We find no such abuse of discretion in the instant case. We are satisfied that the factors utilized by the court were relevant and material. We see no evidence that improper weight was given to any factor or that irrelevant or extraneous matters were considered in derogation of those that were pertinent to the sentencing procedure. The trial judge's only error was an error of law and not of discretion. He erred because he could not impose sentences that were consecutive to the manslaughter term imposed by Judge Barron which the defendant had not commenced serving.
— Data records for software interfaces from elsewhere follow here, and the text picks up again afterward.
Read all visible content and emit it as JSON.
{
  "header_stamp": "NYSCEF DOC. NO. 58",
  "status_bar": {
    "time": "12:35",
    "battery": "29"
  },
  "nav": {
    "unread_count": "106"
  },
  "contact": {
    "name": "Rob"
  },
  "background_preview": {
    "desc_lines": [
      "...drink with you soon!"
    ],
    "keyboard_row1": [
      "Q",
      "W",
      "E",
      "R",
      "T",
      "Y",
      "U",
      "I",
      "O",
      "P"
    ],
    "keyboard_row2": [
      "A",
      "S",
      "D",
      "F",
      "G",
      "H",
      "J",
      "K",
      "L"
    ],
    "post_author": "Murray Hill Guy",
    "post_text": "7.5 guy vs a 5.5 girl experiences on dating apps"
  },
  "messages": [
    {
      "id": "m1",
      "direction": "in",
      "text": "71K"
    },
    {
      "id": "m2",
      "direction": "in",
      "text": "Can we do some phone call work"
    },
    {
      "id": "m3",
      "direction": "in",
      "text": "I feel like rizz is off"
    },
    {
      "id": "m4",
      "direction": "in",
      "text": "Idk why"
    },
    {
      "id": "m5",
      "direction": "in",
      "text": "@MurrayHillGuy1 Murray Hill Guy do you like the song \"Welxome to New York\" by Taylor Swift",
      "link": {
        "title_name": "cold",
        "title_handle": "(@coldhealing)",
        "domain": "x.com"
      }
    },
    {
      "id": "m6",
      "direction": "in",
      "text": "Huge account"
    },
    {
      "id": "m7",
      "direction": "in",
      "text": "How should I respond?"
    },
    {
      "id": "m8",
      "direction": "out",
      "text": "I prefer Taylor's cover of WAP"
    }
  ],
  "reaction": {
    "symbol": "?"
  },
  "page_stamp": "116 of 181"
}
That error we correct as a matter of law.

It would appear that, under the circumstances, the sentences which we affirmconsecutive sentences on the counts of burglary and arson (to be served concurrently with the earlier imposed eight-and-one-half-year term for manslaughter)do not constitute an abuse of discretion.

By the Court.Judgment and order modified consistent with this opinion and, as modified, judgment and order affirmed.

NOTES

[†] Motion for rehearing denied, without costs, on June 14, 1977.

[1] See Johnson. v. Prast and Smith v. Gray, 548 F.2d 699 (7th Cir. 1977).

[2] By Federal, Rules of Criminal Procedure Rule 32, the court must address defendant and ask if he has anything to say about mitigation of punishment. United States v. Murphy, 530 F.2d 1 (4th Cir. 1976); Green v. United States, 365 U.S. 301 (1961).

[3] Gutierrez v. Estelle, 474 F.2d 899 (5th Cir. 1973); Davis v. Estelle, 529 F.2d 437 (5th Cir. 1976); United States v. Burkley, 511 F.2d 47 (4th Cir. 1975); United States v. Lucas, 513 F.2d 509 (D.C. Cir. 1975); Ganz v. Bensinger, 480 F.2d 88 (7th Cir. 1973).

[4] It was suggested in Note, "Procedural Due Process at Judicial Sentencing for Felony," 81 Harv. L. Rev. 821 (1968), that, as a matter of due process, a defendant should have not only the right to be present and to counsel but to a sentence based upon intelligent principles and factual data. However, the author finds those rights adequately protected where a sentencing judge is required to articulate the factors he considered:

"Unless the sentencing judge is required to make explicit findings of fact or at least to incorporate into the record those parts of the report on which he relies, neither society nor the defendant can be confident that the entire procedure of adducing evidence for sentencing was not a wasteful ceremony without influence on the actual sentence." (at 846)